Melanin Brown Discovers America, written by Candice Davis and illustrated by Benedicta Buatsie, is a middle-grade book that centers around thirteen-year-old student Melanin Brown. Melanin is a seventh-grader at Shirley Chisholm Preparatory Middle School where she has a comfortable group of friends and is proud to be living in Washington D.C. During the Pledge of Alliegance, Melanin and others in her class notice a new boy doesn't stand up for the Pledge. This does not go down well as the new student, Michael, soon become the target of bullies. He remains on Melanin's mind even as she is diverted by the many activities she participates in, but one student named Carl is particularly aggressive with Michael, and there is some reluctance to intervene since Carl's family is a deep-pocketed sponsor of the school. Melanin then decides to seek some advice and mull over Michael's predicament about what she should and should not do, taking appropriate action in her own way.
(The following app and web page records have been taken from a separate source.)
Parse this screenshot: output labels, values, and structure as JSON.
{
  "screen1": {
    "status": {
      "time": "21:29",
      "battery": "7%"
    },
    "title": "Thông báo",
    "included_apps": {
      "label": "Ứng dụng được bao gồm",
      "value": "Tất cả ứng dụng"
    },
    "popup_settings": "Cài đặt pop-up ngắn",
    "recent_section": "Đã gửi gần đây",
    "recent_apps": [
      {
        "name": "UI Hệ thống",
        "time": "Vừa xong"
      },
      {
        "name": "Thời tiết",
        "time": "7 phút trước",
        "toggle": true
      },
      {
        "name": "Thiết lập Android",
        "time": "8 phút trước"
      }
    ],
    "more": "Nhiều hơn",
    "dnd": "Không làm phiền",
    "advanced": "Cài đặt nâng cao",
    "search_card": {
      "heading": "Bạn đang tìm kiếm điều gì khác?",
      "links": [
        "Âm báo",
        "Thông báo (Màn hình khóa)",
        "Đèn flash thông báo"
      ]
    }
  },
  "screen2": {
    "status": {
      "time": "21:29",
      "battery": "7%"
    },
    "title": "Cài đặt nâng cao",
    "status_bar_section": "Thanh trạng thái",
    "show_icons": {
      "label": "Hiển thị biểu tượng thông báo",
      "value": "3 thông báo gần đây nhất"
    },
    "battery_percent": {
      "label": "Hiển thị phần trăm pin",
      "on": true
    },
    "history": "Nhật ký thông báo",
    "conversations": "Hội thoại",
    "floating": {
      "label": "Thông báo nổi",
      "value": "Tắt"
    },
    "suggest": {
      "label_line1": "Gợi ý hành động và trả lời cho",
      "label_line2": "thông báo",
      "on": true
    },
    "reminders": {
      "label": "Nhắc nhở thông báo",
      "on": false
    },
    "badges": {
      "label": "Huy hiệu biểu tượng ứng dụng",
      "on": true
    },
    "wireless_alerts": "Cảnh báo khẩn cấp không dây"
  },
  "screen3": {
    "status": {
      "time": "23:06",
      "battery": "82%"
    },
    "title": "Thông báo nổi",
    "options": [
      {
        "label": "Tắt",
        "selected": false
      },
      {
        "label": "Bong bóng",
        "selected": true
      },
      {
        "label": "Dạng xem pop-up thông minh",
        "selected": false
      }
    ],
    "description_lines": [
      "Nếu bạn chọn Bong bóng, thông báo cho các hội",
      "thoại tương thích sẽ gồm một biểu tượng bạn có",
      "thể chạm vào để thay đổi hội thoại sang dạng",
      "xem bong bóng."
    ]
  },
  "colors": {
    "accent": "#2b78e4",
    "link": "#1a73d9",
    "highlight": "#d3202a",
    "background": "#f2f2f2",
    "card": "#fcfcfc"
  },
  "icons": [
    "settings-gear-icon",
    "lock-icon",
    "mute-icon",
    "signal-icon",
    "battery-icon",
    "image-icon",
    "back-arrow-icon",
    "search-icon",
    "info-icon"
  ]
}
Melanin Brown Discovers America is a contemporary, highly engaging book that reads easily. Candice Davis provides Melanin with a strong voice that has the authenticity of a normal teenage girl, and we are able to get to know her through a first-person narrative that is witty and fun. I loved getting a mini-tour of her school as she highlights what it has to offer and what those who walked the halls before her achieved. There are some really appropriate nods to the change happening that is long overdue, such as the renaming of the school to Shirley Chisholm, the first black woman elected to Congress. There are also undercurrents of things that still require change, such as donations being used to influence disciplinary action and the abuse Carl is subjected to, which indicates the need to transfer his humiliation onto another. I love how Melanin's approach to Michael is a learning moment for her also, reinforcing that she is still a child despite her maturity. The illustrations by Benedicta Buatsie are among some of the best I've seen. They bring the whole story to life in a way that words alone cannot do. Overall, this is a wonderful book and as a mother to a teenager of color, I look forward to stacking the shelf with more Melanin adventures.